I don’t know that there’s any direct evidence of this. For example, I don’t know of any survey that specifically asks about cheating behavior and asks about moral relativism, which would be interesting. But the link seems plausible.
McBrayer then points out that, among philosophers, moral relativism is rare:
There are historical examples of philosophers who endorse a kind of moral relativism, dating back at least to Protagoras who declared that “man is the measure of all things,” and several who deny that there are any moral facts whatsoever. But such creatures are rare.
I was interested, so I dug around and found a survey that asked philosophers about that explicitly. Here are the results:
Accept or lean toward: moral realism 525 / 931 (56.4%)
Accept or lean toward: moral anti-realism 258 / 931 (27.7%)
Other 148 / 931 (15.9%)
I’m not sure that almost a quarter of philosophers accepting moral relativism makes it “rare,” but it is certainly the case that they are outnumbered more than 2:1 by philosophers who accept moral realism. That’s really interesting me for a couple of reasons. First, conservatives often blame liberal trends among college kids on the overwhelmingly liberal atmosphere of college campuses, but at least in this regard the students are clearly way out in front of the professors (and heading in the opposite direction). Second, in popular discussion I usually see moral objectivism / moral realism associated with simplistic religious beliefs and therefore looked down on by the cool kids of the Internet who are all convinced that evolution explains morality and therefore morality is socially constructed and relative. Newsflash: moral realism is not just for Young Earth Creationists.

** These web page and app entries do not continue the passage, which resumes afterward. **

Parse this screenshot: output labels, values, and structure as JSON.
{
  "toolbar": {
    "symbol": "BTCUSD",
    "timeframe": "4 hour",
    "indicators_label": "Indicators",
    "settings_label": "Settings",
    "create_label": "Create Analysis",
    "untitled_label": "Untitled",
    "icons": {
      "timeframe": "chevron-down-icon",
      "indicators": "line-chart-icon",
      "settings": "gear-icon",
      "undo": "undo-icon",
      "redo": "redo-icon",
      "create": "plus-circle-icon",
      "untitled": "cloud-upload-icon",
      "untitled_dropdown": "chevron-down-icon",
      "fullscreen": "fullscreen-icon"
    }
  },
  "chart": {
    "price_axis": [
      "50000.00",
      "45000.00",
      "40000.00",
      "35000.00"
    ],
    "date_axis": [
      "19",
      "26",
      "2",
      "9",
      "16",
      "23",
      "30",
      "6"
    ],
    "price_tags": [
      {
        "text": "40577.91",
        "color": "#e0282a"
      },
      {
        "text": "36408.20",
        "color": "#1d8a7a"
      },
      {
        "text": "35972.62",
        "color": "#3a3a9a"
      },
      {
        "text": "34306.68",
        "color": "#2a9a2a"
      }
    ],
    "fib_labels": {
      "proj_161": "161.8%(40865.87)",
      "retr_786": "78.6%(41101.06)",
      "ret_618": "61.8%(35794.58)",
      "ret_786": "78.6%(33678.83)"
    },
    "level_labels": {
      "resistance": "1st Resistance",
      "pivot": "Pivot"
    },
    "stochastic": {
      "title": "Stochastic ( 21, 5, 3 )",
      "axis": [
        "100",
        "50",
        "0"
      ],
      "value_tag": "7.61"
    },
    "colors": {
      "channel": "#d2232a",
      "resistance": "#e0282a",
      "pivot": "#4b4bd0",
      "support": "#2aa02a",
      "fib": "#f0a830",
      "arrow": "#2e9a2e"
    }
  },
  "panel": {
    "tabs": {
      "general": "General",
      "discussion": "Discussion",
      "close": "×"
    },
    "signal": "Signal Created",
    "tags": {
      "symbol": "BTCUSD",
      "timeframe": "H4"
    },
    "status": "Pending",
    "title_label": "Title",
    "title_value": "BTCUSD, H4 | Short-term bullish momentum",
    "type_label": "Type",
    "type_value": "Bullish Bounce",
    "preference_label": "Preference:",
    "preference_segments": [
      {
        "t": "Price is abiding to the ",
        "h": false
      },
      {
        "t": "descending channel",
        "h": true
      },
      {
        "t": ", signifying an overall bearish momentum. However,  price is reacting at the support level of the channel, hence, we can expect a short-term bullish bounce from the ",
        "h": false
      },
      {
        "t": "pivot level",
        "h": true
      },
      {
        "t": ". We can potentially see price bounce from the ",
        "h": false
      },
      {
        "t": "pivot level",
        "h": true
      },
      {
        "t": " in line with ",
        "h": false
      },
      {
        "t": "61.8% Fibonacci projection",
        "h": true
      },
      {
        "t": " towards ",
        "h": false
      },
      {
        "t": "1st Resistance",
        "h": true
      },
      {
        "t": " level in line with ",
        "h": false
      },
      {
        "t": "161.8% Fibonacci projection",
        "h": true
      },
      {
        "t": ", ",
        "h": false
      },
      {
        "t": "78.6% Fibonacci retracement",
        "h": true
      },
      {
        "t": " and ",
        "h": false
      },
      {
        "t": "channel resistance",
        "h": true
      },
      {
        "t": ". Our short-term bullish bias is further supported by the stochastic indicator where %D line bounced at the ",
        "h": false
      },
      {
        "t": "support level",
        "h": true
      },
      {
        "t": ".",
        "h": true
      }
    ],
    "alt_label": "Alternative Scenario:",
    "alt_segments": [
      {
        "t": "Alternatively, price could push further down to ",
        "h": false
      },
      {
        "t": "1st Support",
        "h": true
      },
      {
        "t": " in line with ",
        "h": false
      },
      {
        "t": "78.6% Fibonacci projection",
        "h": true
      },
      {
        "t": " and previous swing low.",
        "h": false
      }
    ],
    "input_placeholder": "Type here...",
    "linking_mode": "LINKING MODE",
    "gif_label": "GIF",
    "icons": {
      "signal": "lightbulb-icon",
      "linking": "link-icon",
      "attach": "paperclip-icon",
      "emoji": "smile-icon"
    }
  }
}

McBrayer also points out that indoctrinating our kids to believe moral relativism starts early:
When I went to visit my son’s second grade open house, I found a troubling pair of signs hanging over the bulletin board. They read:
Fact: Something that is true about a subject and can be tested or proven.
Opinion: What someone thinks, feels, or believes.
As McBrayer points out, this is a total train wreck that conflates three distinct concepts: true vs. false, objective vs. subjective, and knowable vs. unknowable. Ontology, epistemology, and relativism are all mashed together. What about things that a person thinks that are factual and can be proven? What about statements that are objectively false but also unprovable?
Coincidentally, within day or two of reading this, my son came home with the following homework:
It’s not quite as bad as McBrayer’s example, but it’s not good either.
I’m not really sure who to blame on this one, but it’s just another reason I try to keep a fairly close eye on what my kids get taught at school. Teaching is hard, and my kids have great teachers this year, but it’s important to let ’em know from time to time that the stuff they are taught in school has to be taken with a grain of salt.
The merits of the social democratic Nordic countries have once again become popular in American political discourse due to their praise by presidential candidate Bernie Sanders. This revival of the “U.S. vs. Sweden” debate reminds me of the following interview with Swedish economist Andreas Bergh:
A team of scientists announced on Thursday that they had heard and recorded the sound of two black holes colliding a billion light-years away, a fleeting chirp that fulfilled the last prediction of Einstein’s general theory of relativity.
That faint rising tone, physicists say, is the first direct evidence of gravitational waves, the ripples in the fabric of space-time that Einstein predicted a century ago. (Listen to it here.) It completes his vision of a universe in which space and time are interwoven and dynamic, able to stretch, shrink and jiggle. And it is a ringing confirmation of the nature of black holes, the bottomless gravitational pits from which not even light can escape, which were the most foreboding (and unwelcome) part of his theory.